Set down every entry below exactly as it stands.

TASK INPUTS below:

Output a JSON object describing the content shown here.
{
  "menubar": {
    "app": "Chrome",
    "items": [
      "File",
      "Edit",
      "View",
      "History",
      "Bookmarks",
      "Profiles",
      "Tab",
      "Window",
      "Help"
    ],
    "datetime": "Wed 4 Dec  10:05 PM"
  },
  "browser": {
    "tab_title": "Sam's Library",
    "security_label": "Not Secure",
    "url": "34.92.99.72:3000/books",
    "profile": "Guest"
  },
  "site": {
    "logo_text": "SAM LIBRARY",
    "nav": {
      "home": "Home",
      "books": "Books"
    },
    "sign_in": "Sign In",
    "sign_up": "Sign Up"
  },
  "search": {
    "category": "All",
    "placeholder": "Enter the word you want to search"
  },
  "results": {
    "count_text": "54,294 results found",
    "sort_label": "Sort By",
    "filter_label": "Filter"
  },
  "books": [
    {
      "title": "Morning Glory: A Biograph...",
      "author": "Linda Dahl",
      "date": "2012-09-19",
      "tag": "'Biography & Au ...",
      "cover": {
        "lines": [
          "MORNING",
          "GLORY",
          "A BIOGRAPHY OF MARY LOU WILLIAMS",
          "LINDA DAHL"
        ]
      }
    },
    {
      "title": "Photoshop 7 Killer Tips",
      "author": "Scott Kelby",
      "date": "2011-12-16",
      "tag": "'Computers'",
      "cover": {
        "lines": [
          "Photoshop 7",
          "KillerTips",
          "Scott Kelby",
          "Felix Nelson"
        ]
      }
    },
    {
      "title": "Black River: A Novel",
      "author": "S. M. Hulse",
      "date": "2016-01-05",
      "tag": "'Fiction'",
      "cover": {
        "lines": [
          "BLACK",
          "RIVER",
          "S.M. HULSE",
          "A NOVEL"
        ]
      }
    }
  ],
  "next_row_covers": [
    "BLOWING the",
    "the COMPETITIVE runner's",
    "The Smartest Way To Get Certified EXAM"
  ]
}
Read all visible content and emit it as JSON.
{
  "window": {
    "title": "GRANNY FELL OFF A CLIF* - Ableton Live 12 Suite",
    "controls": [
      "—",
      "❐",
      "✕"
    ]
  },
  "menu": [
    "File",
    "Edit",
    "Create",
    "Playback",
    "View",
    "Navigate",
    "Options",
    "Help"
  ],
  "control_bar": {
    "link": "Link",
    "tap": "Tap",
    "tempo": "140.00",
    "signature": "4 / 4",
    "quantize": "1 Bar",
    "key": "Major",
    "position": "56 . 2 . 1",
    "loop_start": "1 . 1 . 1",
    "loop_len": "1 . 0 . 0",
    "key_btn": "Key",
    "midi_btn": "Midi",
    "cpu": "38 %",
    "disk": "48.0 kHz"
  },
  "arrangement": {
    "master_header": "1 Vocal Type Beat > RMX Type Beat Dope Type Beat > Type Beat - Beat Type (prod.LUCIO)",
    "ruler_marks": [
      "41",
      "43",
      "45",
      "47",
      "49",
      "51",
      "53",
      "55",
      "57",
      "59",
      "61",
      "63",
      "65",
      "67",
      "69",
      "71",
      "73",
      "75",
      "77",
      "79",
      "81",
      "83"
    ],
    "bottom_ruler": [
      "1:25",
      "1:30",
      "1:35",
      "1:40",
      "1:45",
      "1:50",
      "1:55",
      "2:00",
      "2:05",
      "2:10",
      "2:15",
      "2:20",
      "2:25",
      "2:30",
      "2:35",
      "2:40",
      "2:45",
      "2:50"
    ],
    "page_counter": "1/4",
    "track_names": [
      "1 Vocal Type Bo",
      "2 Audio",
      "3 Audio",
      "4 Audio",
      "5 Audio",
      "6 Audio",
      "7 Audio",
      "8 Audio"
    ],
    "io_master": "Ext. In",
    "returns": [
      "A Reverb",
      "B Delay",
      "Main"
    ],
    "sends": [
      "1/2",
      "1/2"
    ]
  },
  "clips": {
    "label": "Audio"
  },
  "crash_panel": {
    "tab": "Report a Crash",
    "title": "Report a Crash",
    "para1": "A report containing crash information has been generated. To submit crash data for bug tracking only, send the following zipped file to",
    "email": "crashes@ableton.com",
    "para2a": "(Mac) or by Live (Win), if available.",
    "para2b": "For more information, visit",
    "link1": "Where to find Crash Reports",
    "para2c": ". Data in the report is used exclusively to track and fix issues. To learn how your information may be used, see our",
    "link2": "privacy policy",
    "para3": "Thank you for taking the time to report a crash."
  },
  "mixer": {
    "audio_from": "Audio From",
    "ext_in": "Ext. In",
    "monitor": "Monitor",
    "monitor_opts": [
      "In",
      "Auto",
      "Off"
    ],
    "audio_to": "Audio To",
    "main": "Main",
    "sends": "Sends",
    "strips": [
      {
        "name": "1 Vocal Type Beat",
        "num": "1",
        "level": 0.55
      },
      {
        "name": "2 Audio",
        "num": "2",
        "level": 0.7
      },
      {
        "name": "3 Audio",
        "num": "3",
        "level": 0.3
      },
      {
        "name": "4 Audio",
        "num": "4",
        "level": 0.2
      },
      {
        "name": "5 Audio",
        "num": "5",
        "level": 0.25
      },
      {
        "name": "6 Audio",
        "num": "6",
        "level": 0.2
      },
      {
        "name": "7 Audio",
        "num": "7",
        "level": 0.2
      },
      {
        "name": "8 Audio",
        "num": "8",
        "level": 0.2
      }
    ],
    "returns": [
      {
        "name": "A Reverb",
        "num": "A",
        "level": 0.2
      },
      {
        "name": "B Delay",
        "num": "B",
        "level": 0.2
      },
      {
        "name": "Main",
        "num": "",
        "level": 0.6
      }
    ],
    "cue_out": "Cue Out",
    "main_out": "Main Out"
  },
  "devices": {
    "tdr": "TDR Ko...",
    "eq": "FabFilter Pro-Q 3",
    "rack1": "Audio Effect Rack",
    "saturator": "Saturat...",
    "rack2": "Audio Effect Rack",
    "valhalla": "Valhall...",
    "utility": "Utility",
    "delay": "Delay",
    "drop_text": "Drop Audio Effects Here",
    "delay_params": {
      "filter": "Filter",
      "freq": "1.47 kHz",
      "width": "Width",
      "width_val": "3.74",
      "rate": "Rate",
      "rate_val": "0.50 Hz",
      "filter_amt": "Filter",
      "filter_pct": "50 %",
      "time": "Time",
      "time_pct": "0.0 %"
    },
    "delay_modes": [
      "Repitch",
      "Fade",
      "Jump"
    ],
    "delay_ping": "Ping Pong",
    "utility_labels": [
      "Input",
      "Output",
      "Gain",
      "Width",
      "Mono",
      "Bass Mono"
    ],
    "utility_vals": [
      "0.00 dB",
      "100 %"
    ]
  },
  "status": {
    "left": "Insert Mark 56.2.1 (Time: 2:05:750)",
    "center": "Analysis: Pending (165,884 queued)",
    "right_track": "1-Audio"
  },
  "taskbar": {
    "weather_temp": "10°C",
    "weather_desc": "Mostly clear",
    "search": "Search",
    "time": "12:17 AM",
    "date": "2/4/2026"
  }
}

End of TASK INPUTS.

## SOLVED EXERCISE
Output a JSON object describing the content shown here.
{
  "menubar": {
    "app": "Chrome",
    "items": [
      "File",
      "Edit",
      "View",
      "History",
      "Bookmarks",
      "Profiles",
      "Tab",
      "Window",
      "Help"
    ],
    "datetime": "Wed 4 Dec  10:05 PM"
  },
  "browser": {
    "tab_title": "Sam's Library",
    "security_label": "Not Secure",
    "url": "34.92.99.72:3000/books",
    "profile": "Guest"
  },
  "site": {
    "logo_text": "SAM LIBRARY",
    "nav": {
      "home": "Home",
      "books": "Books"
    },
    "sign_in": "Sign In",
    "sign_up": "Sign Up"
  },
  "search": {
    "category": "All",
    "placeholder": "Enter the word you want to search"
  },
  "results": {
    "count_text": "54,294 results found",
    "sort_label": "Sort By",
    "filter_label": "Filter"
  },
  "books": [
    {
      "title": "Morning Glory: A Biograph...",
      "author": "Linda Dahl",
      "date": "2012-09-19",
      "tag": "'Biography & Au ...",
      "cover": {
        "lines": [
          "MORNING",
          "GLORY",
          "A BIOGRAPHY OF MARY LOU WILLIAMS",
          "LINDA DAHL"
        ]
      }
    },
    {
      "title": "Photoshop 7 Killer Tips",
      "author": "Scott Kelby",
      "date": "2011-12-16",
      "tag": "'Computers'",
      "cover": {
        "lines": [
          "Photoshop 7",
          "KillerTips",
          "Scott Kelby",
          "Felix Nelson"
        ]
      }
    },
    {
      "title": "Black River: A Novel",
      "author": "S. M. Hulse",
      "date": "2016-01-05",
      "tag": "'Fiction'",
      "cover": {
        "lines": [
          "BLACK",
          "RIVER",
          "S.M. HULSE",
          "A NOVEL"
        ]
      }
    }
  ],
  "next_row_covers": [
    "BLOWING the",
    "the COMPETITIVE runner's",
    "The Smartest Way To Get Certified EXAM"
  ]
}
Read all visible content and emit it as JSON.
{
  "window": {
    "title": "GRANNY FELL OFF A CLIF* - Ableton Live 12 Suite",
    "controls": [
      "—",
      "❐",
      "✕"
    ]
  },
  "menu": [
    "File",
    "Edit",
    "Create",
    "Playback",
    "View",
    "Navigate",
    "Options",
    "Help"
  ],
  "control_bar": {
    "link": "Link",
    "tap": "Tap",
    "tempo": "140.00",
    "signature": "4 / 4",
    "quantize": "1 Bar",
    "key": "Major",
    "position": "56 . 2 . 1",
    "loop_start": "1 . 1 . 1",
    "loop_len": "1 . 0 . 0",
    "key_btn": "Key",
    "midi_btn": "Midi",
    "cpu": "38 %",
    "disk": "48.0 kHz"
  },
  "arrangement": {
    "master_header": "1 Vocal Type Beat > RMX Type Beat Dope Type Beat > Type Beat - Beat Type (prod.LUCIO)",
    "ruler_marks": [
      "41",
      "43",
      "45",
      "47",
      "49",
      "51",
      "53",
      "55",
      "57",
      "59",
      "61",
      "63",
      "65",
      "67",
      "69",
      "71",
      "73",
      "75",
      "77",
      "79",
      "81",
      "83"
    ],
    "bottom_ruler": [
      "1:25",
      "1:30",
      "1:35",
      "1:40",
      "1:45",
      "1:50",
      "1:55",
      "2:00",
      "2:05",
      "2:10",
      "2:15",
      "2:20",
      "2:25",
      "2:30",
      "2:35",
      "2:40",
      "2:45",
      "2:50"
    ],
    "page_counter": "1/4",
    "track_names": [
      "1 Vocal Type Bo",
      "2 Audio",
      "3 Audio",
      "4 Audio",
      "5 Audio",
      "6 Audio",
      "7 Audio",
      "8 Audio"
    ],
    "io_master": "Ext. In",
    "returns": [
      "A Reverb",
      "B Delay",
      "Main"
    ],
    "sends": [
      "1/2",
      "1/2"
    ]
  },
  "clips": {
    "label": "Audio"
  },
  "crash_panel": {
    "tab": "Report a Crash",
    "title": "Report a Crash",
    "para1": "A report containing crash information has been generated. To submit crash data for bug tracking only, send the following zipped file to",
    "email": "crashes@ableton.com",
    "para2a": "(Mac) or by Live (Win), if available.",
    "para2b": "For more information, visit",
    "link1": "Where to find Crash Reports",
    "para2c": ". Data in the report is used exclusively to track and fix issues. To learn how your information may be used, see our",
    "link2": "privacy policy",
    "para3": "Thank you for taking the time to report a crash."
  },
  "mixer": {
    "audio_from": "Audio From",
    "ext_in": "Ext. In",
    "monitor": "Monitor",
    "monitor_opts": [
      "In",
      "Auto",
      "Off"
    ],
    "audio_to": "Audio To",
    "main": "Main",
    "sends": "Sends",
    "strips": [
      {
        "name": "1 Vocal Type Beat",
        "num": "1",
        "level": 0.55
      },
      {
        "name": "2 Audio",
        "num": "2",
        "level": 0.7
      },
      {
        "name": "3 Audio",
        "num": "3",
        "level": 0.3
      },
      {
        "name": "4 Audio",
        "num": "4",
        "level": 0.2
      },
      {
        "name": "5 Audio",
        "num": "5",
        "level": 0.25
      },
      {
        "name": "6 Audio",
        "num": "6",
        "level": 0.2
      },
      {
        "name": "7 Audio",
        "num": "7",
        "level": 0.2
      },
      {
        "name": "8 Audio",
        "num": "8",
        "level": 0.2
      }
    ],
    "returns": [
      {
        "name": "A Reverb",
        "num": "A",
        "level": 0.2
      },
      {
        "name": "B Delay",
        "num": "B",
        "level": 0.2
      },
      {
        "name": "Main",
        "num": "",
        "level": 0.6
      }
    ],
    "cue_out": "Cue Out",
    "main_out": "Main Out"
  },
  "devices": {
    "tdr": "TDR Ko...",
    "eq": "FabFilter Pro-Q 3",
    "rack1": "Audio Effect Rack",
    "saturator": "Saturat...",
    "rack2": "Audio Effect Rack",
    "valhalla": "Valhall...",
    "utility": "Utility",
    "delay": "Delay",
    "drop_text": "Drop Audio Effects Here",
    "delay_params": {
      "filter": "Filter",
      "freq": "1.47 kHz",
      "width": "Width",
      "width_val": "3.74",
      "rate": "Rate",
      "rate_val": "0.50 Hz",
      "filter_amt": "Filter",
      "filter_pct": "50 %",
      "time": "Time",
      "time_pct": "0.0 %"
    },
    "delay_modes": [
      "Repitch",
      "Fade",
      "Jump"
    ],
    "delay_ping": "Ping Pong",
    "utility_labels": [
      "Input",
      "Output",
      "Gain",
      "Width",
      "Mono",
      "Bass Mono"
    ],
    "utility_vals": [
      "0.00 dB",
      "100 %"
    ]
  },
  "status": {
    "left": "Insert Mark 56.2.1 (Time: 2:05:750)",
    "center": "Analysis: Pending (165,884 queued)",
    "right_track": "1-Audio"
  },
  "taskbar": {
    "weather_temp": "10°C",
    "weather_desc": "Mostly clear",
    "search": "Search",
    "time": "12:17 AM",
    "date": "2/4/2026"
  }
}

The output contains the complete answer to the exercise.